/---

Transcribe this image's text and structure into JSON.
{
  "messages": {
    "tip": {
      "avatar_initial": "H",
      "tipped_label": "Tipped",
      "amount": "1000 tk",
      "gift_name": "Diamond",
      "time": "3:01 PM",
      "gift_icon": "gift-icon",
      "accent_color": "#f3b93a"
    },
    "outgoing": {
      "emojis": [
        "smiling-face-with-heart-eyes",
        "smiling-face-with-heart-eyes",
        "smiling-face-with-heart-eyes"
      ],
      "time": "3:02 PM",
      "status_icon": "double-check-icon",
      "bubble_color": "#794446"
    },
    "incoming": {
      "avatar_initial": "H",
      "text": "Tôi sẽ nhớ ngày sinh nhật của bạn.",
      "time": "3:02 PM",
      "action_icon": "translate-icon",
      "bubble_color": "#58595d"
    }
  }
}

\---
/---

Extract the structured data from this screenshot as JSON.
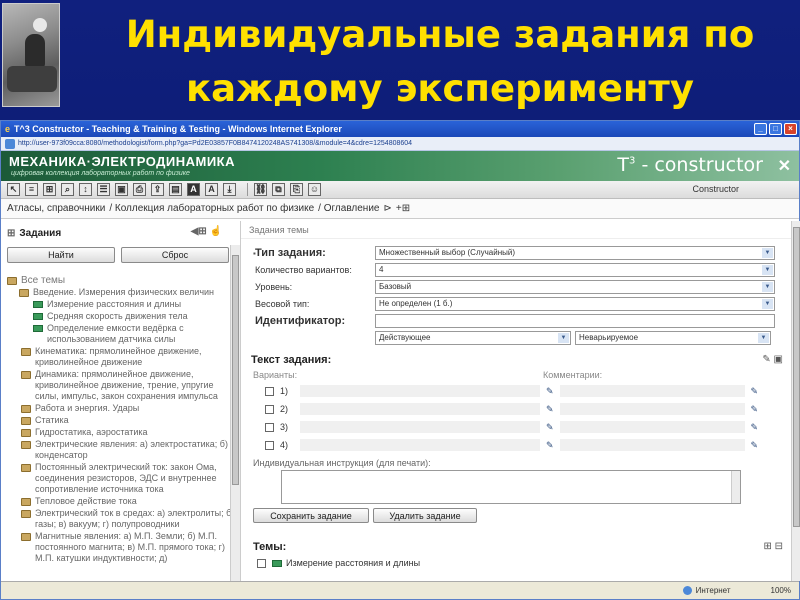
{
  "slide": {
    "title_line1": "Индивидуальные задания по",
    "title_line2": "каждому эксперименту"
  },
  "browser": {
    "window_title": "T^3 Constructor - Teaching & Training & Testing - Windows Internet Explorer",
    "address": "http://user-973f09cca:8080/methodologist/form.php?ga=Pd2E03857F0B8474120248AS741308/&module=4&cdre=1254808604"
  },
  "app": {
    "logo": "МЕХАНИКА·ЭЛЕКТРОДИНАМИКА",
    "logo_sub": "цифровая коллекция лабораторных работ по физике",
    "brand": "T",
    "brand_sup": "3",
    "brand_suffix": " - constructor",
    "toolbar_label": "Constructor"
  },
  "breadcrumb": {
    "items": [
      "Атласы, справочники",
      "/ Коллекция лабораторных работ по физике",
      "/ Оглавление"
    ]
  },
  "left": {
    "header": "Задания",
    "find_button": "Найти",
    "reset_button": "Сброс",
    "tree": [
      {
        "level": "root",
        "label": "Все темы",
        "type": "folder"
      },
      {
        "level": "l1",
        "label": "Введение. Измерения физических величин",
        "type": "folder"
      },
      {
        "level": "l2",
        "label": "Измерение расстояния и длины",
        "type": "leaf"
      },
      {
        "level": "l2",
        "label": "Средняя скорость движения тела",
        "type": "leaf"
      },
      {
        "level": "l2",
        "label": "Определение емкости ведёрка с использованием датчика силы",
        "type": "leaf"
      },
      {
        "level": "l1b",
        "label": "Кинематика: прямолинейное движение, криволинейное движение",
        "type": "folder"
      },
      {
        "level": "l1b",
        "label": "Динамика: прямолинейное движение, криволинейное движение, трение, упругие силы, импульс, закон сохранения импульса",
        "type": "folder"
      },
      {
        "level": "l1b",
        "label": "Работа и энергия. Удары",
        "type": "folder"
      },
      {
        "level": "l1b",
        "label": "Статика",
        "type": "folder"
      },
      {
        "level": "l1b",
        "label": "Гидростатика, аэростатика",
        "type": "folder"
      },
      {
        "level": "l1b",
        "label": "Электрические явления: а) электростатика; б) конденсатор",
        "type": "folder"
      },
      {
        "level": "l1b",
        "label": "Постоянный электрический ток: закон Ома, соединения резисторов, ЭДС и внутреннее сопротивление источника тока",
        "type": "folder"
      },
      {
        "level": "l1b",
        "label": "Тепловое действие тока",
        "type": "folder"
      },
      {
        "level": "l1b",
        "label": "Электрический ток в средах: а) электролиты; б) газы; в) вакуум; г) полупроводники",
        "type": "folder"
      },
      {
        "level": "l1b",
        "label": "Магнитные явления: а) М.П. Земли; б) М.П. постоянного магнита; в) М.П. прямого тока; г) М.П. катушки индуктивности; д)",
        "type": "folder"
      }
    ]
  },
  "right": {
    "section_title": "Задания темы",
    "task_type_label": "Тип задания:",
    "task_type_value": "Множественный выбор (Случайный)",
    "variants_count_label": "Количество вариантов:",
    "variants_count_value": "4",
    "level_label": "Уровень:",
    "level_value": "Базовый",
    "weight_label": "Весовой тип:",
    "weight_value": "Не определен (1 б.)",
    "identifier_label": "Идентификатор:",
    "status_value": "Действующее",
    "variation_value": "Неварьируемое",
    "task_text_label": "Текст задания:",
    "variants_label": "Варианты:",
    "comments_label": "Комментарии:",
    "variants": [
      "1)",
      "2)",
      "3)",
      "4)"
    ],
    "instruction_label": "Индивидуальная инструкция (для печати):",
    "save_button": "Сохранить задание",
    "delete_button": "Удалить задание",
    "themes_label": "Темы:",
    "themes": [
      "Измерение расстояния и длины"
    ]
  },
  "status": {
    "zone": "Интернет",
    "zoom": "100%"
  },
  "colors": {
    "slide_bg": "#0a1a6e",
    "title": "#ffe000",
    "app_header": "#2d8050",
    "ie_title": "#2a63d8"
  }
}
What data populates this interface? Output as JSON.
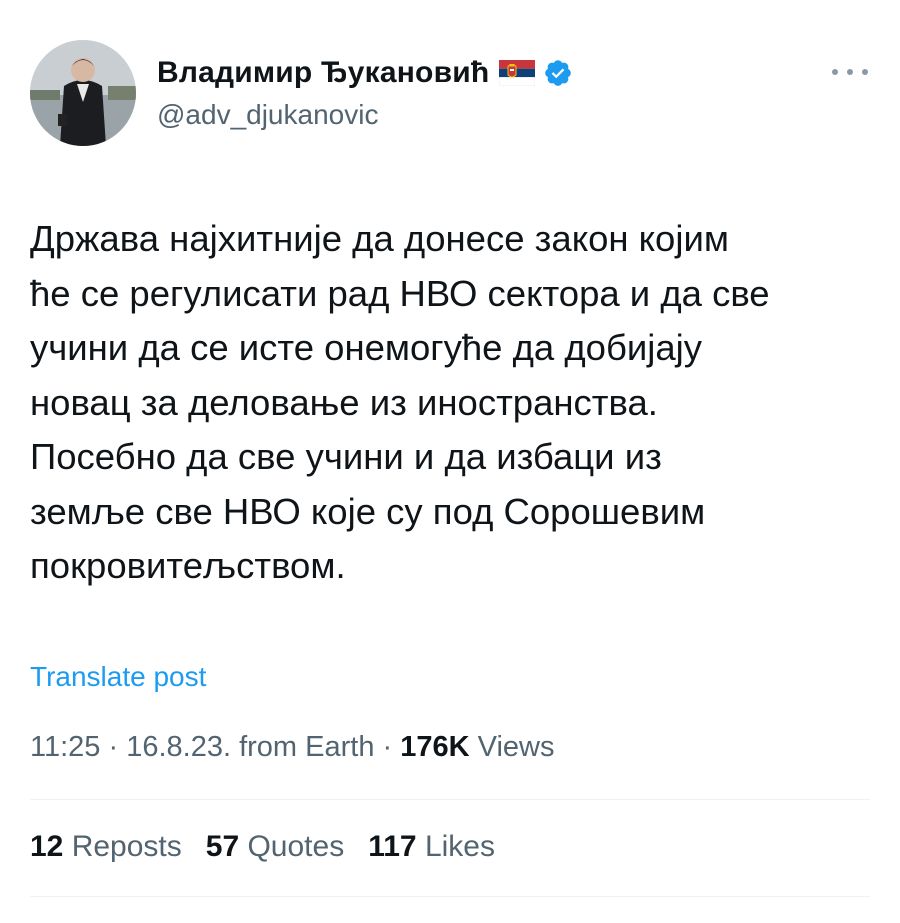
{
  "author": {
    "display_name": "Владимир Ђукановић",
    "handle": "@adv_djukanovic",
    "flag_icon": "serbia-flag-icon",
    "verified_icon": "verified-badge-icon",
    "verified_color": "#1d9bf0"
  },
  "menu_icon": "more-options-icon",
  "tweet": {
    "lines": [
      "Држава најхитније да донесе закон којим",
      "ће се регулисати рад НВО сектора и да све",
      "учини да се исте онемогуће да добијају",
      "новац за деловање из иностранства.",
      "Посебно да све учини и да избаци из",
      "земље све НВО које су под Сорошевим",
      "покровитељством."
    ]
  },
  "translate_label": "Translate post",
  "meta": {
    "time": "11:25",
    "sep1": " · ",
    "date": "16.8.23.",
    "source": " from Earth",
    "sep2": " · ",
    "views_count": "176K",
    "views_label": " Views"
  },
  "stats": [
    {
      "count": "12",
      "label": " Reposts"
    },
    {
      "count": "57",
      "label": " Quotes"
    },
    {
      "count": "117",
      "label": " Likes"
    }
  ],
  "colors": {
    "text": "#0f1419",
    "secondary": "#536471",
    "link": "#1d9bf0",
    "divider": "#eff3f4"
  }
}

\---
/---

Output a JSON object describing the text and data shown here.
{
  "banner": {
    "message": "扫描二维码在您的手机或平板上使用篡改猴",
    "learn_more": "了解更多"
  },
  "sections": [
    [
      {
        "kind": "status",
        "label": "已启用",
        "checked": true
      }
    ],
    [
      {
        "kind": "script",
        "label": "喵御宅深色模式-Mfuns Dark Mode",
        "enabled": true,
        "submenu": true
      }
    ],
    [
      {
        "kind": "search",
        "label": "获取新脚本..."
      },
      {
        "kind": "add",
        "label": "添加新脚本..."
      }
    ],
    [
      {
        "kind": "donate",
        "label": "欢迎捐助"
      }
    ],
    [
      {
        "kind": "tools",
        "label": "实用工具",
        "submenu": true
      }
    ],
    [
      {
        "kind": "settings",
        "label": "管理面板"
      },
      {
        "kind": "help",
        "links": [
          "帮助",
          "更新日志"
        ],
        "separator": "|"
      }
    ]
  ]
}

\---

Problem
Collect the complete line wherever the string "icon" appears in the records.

Your response
      "gift_icon": "gift-icon",
      "status_icon": "double-check-icon",
      "action_icon": "translate-icon",
    "flag_icon": "serbia-flag-icon",
    "verified_icon": "verified-badge-icon",
  "menu_icon": "more-options-icon",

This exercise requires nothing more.